Irish Whiskey Boom!

Did you know that Irish whiskey is booming right now?

Most Irish whiskey that is exported to America is Jameson’s Irish whiskey. About 60-70% of the Irish whiskey sales in the United States is Jameson’s followed very distantly by Bushmills. It is important to note that America is largely responsible for this renaissance in Irish whiskey production. Our market has always been closely tied to Irish whiskey’s successes and failures.

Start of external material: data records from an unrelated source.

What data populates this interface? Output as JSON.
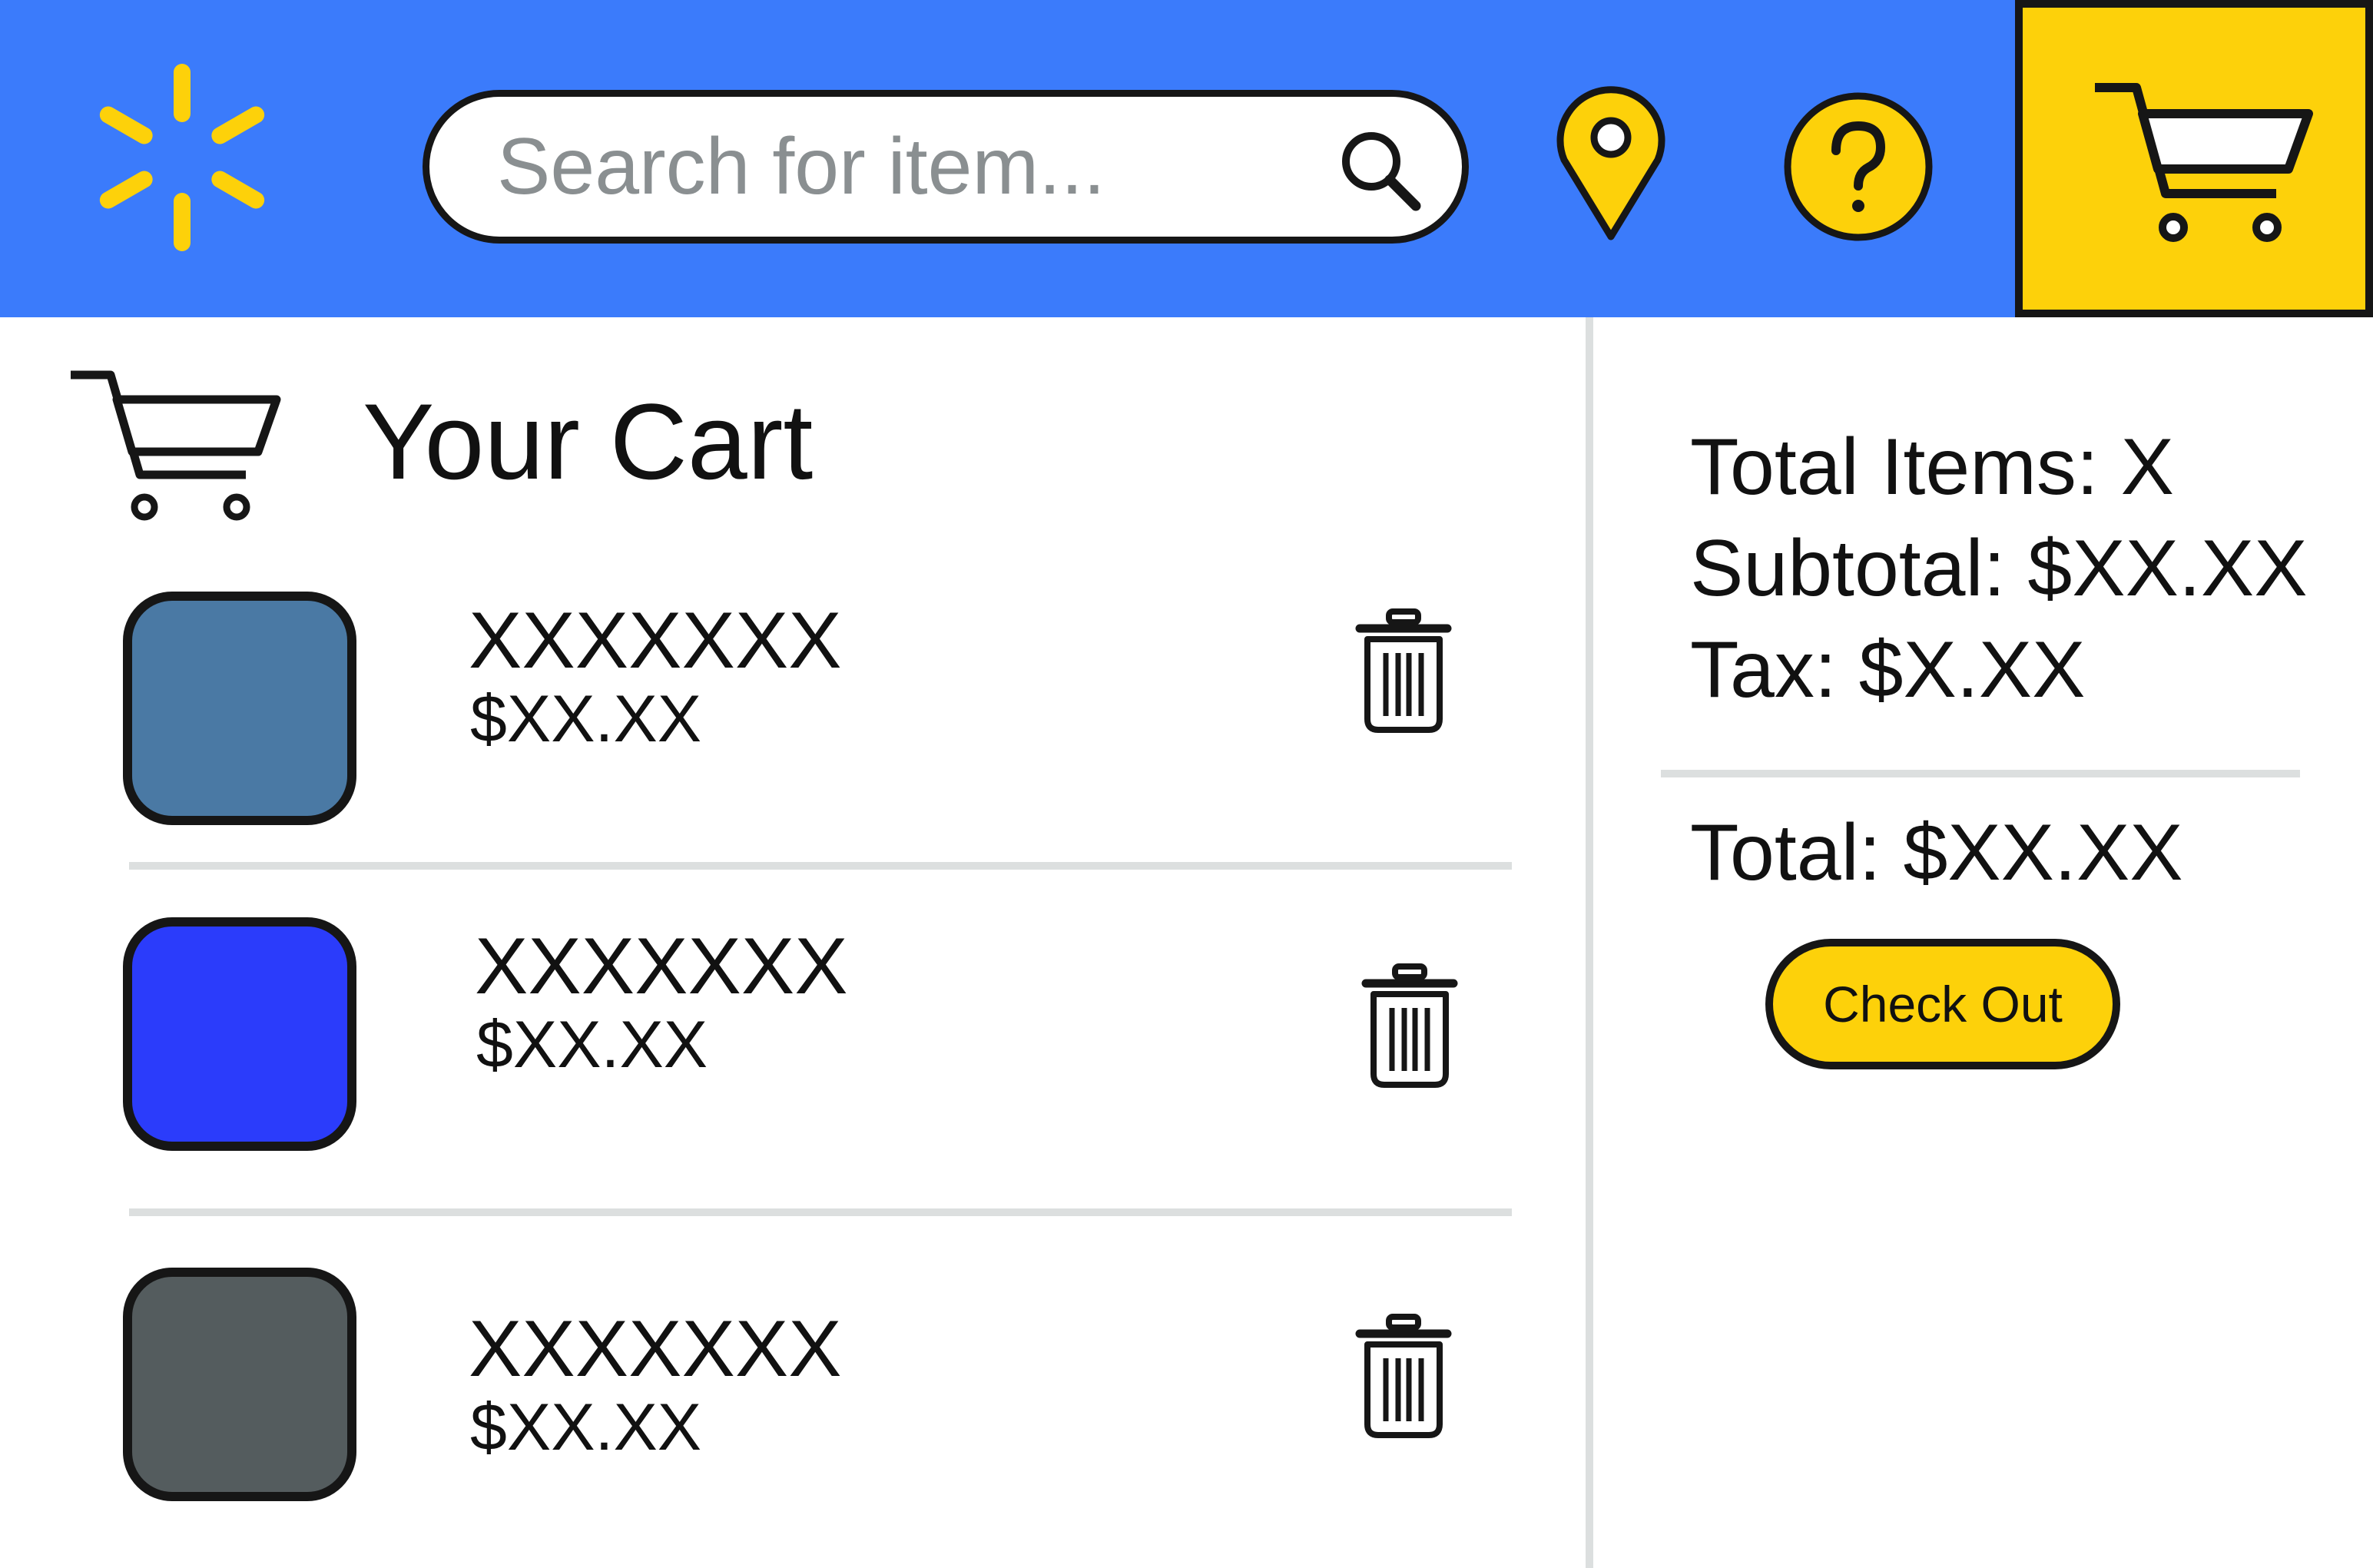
{
  "colors": {
    "header_bg": "#3b7bfb",
    "accent_yellow": "#fdd10a",
    "outline": "#161616",
    "divider": "#dcdfdf",
    "placeholder_text": "#8a8f91"
  },
  "header": {
    "logo_icon": "spark-logo-icon",
    "search": {
      "value": "",
      "placeholder": "Search for item...",
      "icon": "search-icon"
    },
    "location_icon": "location-pin-icon",
    "help_icon": "help-icon",
    "cart_icon": "cart-icon"
  },
  "cart": {
    "title": "Your Cart",
    "title_icon": "cart-icon",
    "items": [
      {
        "name": "XXXXXXX",
        "price": "$XX.XX",
        "thumb_color": "#4a79a4",
        "icon": "trash-icon"
      },
      {
        "name": "XXXXXXX",
        "price": "$XX.XX",
        "thumb_color": "#2b3cfb",
        "icon": "trash-icon"
      },
      {
        "name": "XXXXXXX",
        "price": "$XX.XX",
        "thumb_color": "#545c5e",
        "icon": "trash-icon"
      }
    ]
  },
  "summary": {
    "total_items": "Total Items: X",
    "subtotal": "Subtotal: $XX.XX",
    "tax": "Tax: $X.XX",
    "total": "Total: $XX.XX",
    "checkout_label": "Check Out"
  }
}
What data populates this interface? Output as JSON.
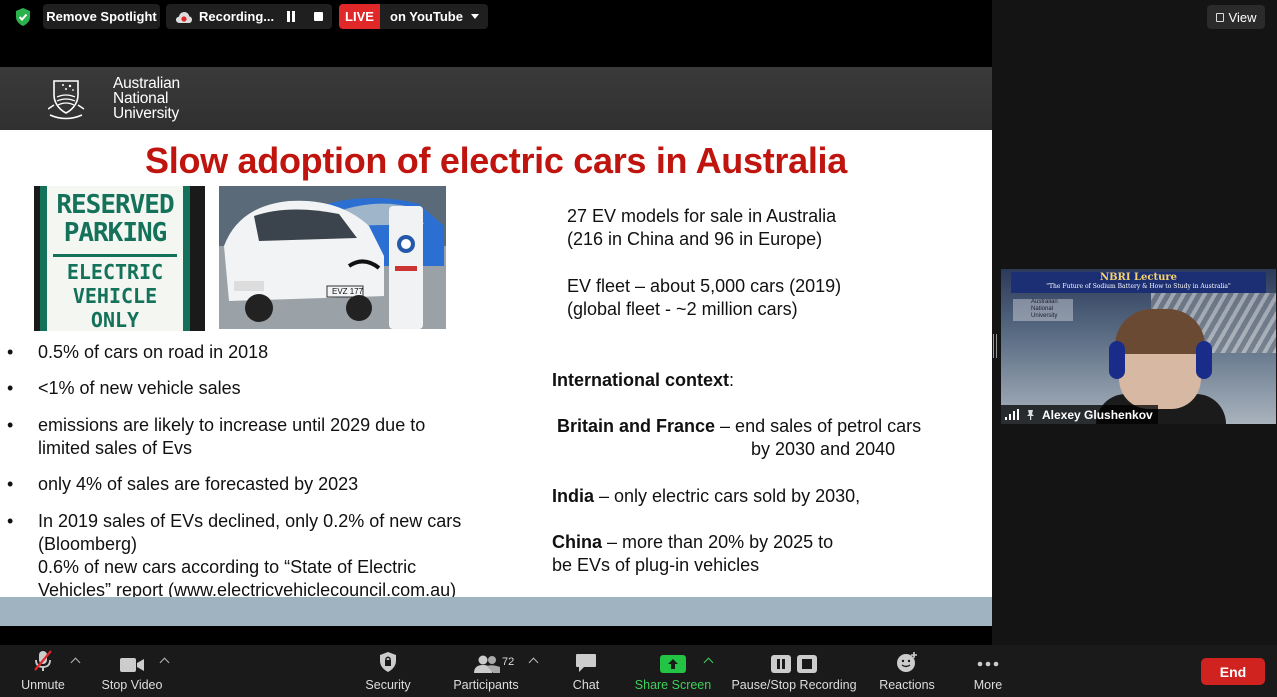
{
  "topbar": {
    "spotlight_label": "Remove Spotlight",
    "recording_label": "Recording...",
    "live_label": "LIVE",
    "stream_target": "on YouTube",
    "view_label": "View"
  },
  "video_tile": {
    "banner_title": "NBRI Lecture",
    "banner_subtitle": "\"The Future of Sodium Battery & How to Study in Australia\"",
    "participant_name": "Alexey Glushenkov"
  },
  "slide": {
    "org_line1": "Australian",
    "org_line2": "National",
    "org_line3": "University",
    "title": "Slow adoption of electric cars in Australia",
    "sign": {
      "line1": "RESERVED",
      "line2": "PARKING",
      "line3": "ELECTRIC",
      "line4": "VEHICLE",
      "line5": "ONLY"
    },
    "plate_text": "EVZ 177",
    "bullet_char": "•",
    "bullets": [
      {
        "lines": [
          "0.5% of cars on road in 2018"
        ]
      },
      {
        "lines": [
          "<1% of new vehicle sales"
        ]
      },
      {
        "lines": [
          "emissions are likely to increase until 2029 due to",
          "limited sales of Evs"
        ]
      },
      {
        "lines": [
          "only 4% of sales are forecasted by 2023"
        ]
      },
      {
        "lines": [
          "In 2019 sales of EVs declined, only 0.2% of new cars",
          "(Bloomberg)",
          " 0.6% of new cars according to “State of Electric",
          " Vehicles” report   (www.electricvehiclecouncil.com.au)"
        ]
      }
    ],
    "right": {
      "models_line1": "27 EV models for sale in Australia",
      "models_line2": "(216 in China and 96 in Europe)",
      "fleet_line1": "EV fleet – about 5,000 cars (2019)",
      "fleet_line2": "(global fleet - ~2 million cars)",
      "intl_heading": "International context",
      "intl_colon": ":",
      "bf_bold": "Britain and France",
      "bf_text": " – end sales of petrol cars",
      "bf_text2": "by 2030 and 2040",
      "india_bold": "India",
      "india_text": " – only electric cars sold by 2030,",
      "china_bold": "China",
      "china_text": " – more than 20% by 2025 to",
      "china_text2": "be EVs of plug-in vehicles"
    }
  },
  "toolbar": {
    "unmute": "Unmute",
    "stop_video": "Stop Video",
    "security": "Security",
    "participants": "Participants",
    "participant_count": "72",
    "chat": "Chat",
    "share_screen": "Share Screen",
    "pause_stop_recording": "Pause/Stop Recording",
    "reactions": "Reactions",
    "more": "More",
    "end": "End"
  },
  "colors": {
    "live_red": "#e02828",
    "title_red": "#c0140f",
    "share_green": "#3fcf5c",
    "end_red": "#d0231f"
  }
}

Prohibition in the U.S. in the early 20th century hit Irish whiskey hard. In a country of roughly 3 million people, there were about 160 distilleries in Ireland producing about 400 brands of whiskey at the time. That’s about one distillery for every 19,000 people, which is not nearly enough people to sustain that much production. America shutting its doors to Irish whiskey was a staggering blow and production collapsed. (Other factors were involved such as grain shortages and Ireland’s own temperance movement, but U.S. Prohibition was huge) At the end of Prohibition, Irish whiskey did not recover and those 400 brands became basically 3: John Jameson and Son, John Power and Son and Cork Distillers. Around 1966, they merged to form Irish Distillers Group. That group is now owned by Pernod Ricard.

Pernod Ricard controls the lion’s share of the Irish whiskey on the market- most notably, Jameson’s. Their marketing campaigns to sell Jameson’s to the American public worked incredibly well. You can’t think of St.Patrick’s Day anymore without picturing Guiness and Jameson’s. Jameson’s is distilled at the Midleton Distillery in County Cork, Ireland. Other large distilleries are Cooley Distillery on the Cooley Peninsula in County Louth, Ireland (Beam Suntory), Kilbeggan Distillery in Co. Westmeath, Ireland (Beam Suntory), and Bushmills distillery in County Antrim (Diageo). The number of distilleries is growing every year. Production is estimated to double by